In addition, Hjärtat used artificial intelligence technology to promote products that help people quit smoking. In a square in Stockholm, the company installed a screen with built-in smoke detectors. Every time a smoker shows up in the recognition area, a young man on the screen starts coughing. The effectiveness of advertising has been controversial, but it is clear that the use of different sensors is the future of Digital Signage (a technology for presenting information from electronic media installed in public places).
At Costco retail company machine learning is used to maintain the productivity and sustainability of its fresh food department. Costco donated all of its unsold or damaged products, and therefore produced more than needed fresh food.

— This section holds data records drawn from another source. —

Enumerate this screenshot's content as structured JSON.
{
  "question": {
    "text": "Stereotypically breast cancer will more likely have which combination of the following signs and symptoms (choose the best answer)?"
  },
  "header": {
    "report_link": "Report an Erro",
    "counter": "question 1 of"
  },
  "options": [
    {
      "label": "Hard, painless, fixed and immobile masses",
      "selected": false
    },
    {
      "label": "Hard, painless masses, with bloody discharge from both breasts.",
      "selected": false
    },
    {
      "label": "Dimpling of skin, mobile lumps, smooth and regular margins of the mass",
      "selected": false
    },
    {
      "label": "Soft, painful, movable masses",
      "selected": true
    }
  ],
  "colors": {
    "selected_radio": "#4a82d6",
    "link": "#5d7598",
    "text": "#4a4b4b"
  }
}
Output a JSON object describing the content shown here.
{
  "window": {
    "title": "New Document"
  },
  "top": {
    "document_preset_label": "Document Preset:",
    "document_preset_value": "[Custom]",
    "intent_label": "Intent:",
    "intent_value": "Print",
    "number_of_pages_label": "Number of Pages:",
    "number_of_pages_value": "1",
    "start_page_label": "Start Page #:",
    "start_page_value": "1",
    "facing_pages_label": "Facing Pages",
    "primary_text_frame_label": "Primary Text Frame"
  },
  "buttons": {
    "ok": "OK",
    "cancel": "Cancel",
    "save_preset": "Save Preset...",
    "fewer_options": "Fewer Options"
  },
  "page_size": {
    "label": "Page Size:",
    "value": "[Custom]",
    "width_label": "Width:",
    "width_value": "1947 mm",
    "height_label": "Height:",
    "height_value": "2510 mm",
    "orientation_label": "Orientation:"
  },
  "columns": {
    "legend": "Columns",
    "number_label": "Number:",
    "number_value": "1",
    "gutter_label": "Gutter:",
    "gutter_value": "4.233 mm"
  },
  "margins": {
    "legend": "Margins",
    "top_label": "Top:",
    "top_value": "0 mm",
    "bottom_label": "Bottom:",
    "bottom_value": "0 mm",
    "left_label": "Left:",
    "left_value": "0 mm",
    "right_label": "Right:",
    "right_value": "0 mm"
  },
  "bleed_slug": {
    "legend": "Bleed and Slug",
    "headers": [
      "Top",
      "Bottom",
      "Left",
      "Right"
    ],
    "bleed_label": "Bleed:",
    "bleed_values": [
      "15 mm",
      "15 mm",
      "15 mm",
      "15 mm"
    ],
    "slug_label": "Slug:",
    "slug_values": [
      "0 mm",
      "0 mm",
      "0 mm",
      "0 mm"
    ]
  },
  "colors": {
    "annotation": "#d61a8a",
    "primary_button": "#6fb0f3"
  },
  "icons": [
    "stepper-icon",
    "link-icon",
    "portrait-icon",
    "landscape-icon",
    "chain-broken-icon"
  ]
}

They have worked with SAP company to tackle this issue using a demand forecasting algorithm that assists managers in making sure the right quantity of fresh products is always in stock. Costco's bakery managers must be able to predict the demand for each menu item they need to produce on a daily basis. Prior to the SAP solution, these managers had to establish a production plan on paper by reviewing sales and trend reports. They also had to review local events and the past background of their colleagues. Costco calls it "tribal knowledge". The plans were updated daily on the basis of previous day's leftovers, damaged or destroyed products, before the baking teams could start their work in the morning-time. The development of this solution was led by SAP AppHaus, a branch of SAP solutions.
When Costco was ready to start work on the new solution, they invited Jeff Lyons, senior vice president of Fresh Foods, and several managers and supervisors from their bakeries. These bread experts at Costco are end users of the solution, so AppHaus asked their feedback on when customers purchase specific foods and how frequently they do it. They interviewed each employee extensively and watched some of them during their work. When SAP had enough information about the bakery manager's daily tasks, they managed to create a new "bakery of the future" with Costco employees. It is a tablet application that displays data and ideas for bakery managers and digitizes manual processes. The application uses machine learning to provide a planning forecast for each item on the bakery menu. This forecast determines how much of each item is to be baked and is automatically adjusted for the passing residue and damaged items.